Lisa recently asked, “What warrants a slide show on a newspaper’s website?” Denise L. sent in an article from the Life section of the Globe and Mail website called “Obsession with Aging Female Parts Has Created a New Body Lexicon” that brings up similar questions about what topics are given attention. The article states,

Ladies of a certain age, the best that can be said is, welcome. Congratulations are not necessarily in order…

Such is women’s obsession with the tyranny of their aging bodies – some might even call it a body dysmorphic disorder – that they develop names for the various age-signifying bits that can seem as offensive as teenage behaviour, prompting a need for strict control (in this case intervention in the form of diet, exercise, cream, injection or scalpel).

The names suggest annoyance, never love or fondness of the type men have for some of their parts.

Which is unfortunate. Don’t you love your teenager, despite his long, greasy hair?
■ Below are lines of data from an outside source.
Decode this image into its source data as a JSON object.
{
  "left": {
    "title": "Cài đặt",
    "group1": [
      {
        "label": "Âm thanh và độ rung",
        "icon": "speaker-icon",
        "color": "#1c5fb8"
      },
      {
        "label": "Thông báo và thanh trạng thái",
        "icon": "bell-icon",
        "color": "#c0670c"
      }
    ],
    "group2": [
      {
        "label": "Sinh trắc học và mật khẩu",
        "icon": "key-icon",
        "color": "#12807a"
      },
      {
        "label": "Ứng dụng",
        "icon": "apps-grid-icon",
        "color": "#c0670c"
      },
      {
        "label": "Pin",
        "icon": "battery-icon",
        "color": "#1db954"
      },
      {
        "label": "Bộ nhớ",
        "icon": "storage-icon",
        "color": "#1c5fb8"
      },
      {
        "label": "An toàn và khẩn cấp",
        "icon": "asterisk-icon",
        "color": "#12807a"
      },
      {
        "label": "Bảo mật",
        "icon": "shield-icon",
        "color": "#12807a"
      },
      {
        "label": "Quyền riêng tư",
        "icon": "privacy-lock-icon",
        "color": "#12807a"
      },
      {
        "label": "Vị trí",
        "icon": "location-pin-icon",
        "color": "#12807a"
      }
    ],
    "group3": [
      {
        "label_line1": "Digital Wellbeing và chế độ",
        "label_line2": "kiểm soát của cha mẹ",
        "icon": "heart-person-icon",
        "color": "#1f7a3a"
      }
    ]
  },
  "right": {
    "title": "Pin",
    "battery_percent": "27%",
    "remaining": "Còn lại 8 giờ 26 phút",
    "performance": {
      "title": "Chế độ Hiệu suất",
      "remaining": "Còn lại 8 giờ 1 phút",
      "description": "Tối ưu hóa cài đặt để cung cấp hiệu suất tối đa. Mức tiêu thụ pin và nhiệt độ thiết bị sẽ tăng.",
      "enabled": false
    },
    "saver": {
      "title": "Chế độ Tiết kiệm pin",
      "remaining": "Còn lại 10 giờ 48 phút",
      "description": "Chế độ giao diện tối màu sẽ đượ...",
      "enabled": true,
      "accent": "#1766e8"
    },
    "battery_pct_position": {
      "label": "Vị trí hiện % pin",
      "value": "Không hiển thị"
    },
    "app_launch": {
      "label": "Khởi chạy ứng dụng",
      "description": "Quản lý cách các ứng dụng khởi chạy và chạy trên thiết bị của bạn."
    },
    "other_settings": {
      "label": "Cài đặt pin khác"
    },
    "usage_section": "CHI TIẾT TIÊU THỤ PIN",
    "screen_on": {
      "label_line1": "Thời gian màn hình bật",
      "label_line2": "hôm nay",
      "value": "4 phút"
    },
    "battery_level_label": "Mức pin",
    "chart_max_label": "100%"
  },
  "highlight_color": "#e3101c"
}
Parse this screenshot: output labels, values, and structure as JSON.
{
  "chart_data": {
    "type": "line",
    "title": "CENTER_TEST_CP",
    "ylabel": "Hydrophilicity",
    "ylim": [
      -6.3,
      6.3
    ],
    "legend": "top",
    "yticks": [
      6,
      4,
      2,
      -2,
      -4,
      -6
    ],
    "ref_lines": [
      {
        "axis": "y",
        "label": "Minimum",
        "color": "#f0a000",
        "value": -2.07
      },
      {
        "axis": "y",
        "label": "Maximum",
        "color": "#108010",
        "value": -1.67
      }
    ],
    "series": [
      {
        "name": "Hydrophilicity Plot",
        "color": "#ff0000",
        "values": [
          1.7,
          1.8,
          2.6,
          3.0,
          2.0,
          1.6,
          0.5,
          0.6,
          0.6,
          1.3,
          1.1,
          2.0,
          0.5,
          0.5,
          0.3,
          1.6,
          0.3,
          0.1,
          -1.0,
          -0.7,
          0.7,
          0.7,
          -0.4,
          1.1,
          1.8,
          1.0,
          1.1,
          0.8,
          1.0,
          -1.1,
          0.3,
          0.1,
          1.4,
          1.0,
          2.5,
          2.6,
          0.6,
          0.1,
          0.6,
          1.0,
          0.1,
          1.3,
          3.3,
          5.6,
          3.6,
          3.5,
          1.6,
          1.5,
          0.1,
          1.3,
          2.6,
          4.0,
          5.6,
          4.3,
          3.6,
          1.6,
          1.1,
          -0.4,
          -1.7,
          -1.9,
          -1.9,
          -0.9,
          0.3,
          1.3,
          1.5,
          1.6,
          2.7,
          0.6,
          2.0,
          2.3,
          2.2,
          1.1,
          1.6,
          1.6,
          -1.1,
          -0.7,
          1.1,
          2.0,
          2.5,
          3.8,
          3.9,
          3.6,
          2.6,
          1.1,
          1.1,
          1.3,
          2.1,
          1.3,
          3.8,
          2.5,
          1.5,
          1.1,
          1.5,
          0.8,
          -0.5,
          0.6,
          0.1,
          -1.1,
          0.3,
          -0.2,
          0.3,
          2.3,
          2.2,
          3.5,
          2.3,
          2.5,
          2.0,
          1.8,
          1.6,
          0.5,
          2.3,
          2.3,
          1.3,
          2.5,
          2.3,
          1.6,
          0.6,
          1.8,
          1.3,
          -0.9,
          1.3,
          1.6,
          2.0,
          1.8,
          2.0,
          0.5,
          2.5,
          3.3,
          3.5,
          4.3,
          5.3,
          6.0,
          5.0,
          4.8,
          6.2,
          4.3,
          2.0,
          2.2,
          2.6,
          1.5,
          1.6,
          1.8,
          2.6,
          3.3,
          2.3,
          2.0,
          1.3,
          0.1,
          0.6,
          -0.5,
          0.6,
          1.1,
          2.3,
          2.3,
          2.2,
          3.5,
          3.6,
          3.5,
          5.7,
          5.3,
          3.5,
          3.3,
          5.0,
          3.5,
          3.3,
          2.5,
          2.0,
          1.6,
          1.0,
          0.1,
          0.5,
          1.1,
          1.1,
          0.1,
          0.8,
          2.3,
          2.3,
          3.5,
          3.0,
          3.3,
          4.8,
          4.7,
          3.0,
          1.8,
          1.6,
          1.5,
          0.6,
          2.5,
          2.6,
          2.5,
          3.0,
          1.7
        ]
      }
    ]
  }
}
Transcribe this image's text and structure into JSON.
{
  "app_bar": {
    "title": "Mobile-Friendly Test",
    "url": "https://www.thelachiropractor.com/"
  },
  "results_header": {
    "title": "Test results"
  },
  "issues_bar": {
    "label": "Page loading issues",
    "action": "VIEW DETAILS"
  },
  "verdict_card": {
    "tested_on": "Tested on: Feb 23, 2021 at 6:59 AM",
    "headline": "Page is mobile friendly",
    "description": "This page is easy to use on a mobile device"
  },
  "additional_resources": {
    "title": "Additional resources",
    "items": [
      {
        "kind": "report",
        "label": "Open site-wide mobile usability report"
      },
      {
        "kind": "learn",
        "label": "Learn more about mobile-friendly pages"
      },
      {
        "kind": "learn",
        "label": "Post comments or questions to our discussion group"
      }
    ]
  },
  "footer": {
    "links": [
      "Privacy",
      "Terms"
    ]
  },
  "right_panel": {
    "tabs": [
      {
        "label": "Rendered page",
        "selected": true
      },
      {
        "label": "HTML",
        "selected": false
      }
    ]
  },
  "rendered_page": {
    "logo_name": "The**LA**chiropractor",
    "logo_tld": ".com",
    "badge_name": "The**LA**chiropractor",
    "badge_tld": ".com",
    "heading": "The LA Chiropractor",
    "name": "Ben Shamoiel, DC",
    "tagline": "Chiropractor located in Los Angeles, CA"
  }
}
The cure, ladies, is to laugh. To wit, a list of the best names for the worst afflictions.

We then have images to illustrate aging and the names giving to aging body parts. Here are a few. Vampire Dinner Lips:


Quilting Pattern:


Suitcase Knees (because they’re “padded and bulky”):


Crepey Cleavage (presumably looks like a crepe?)


Crow’s Feet:


Huh. I wonder why women don’t see to express “love or fondness” for their aging bodies the way the article claims many men do (something I find doubtful).

The article presents itself as an antidote to women’s obsession with their bodies and aging, a way to help women laugh and accept their bodies. But the images that accompany it, clearly meant to make the figures into objects of ridicule, make it hard to imagine how they would achieve such an objective. Reading it just made me aware of all kinds of things I’d never heard of or particularly noticed before. And in a larger sense, the question, as with the slide shows of scantily clad women, is why this is news? And why pretend the article is about helping women accept their bodies through humor, which I don’t think it does?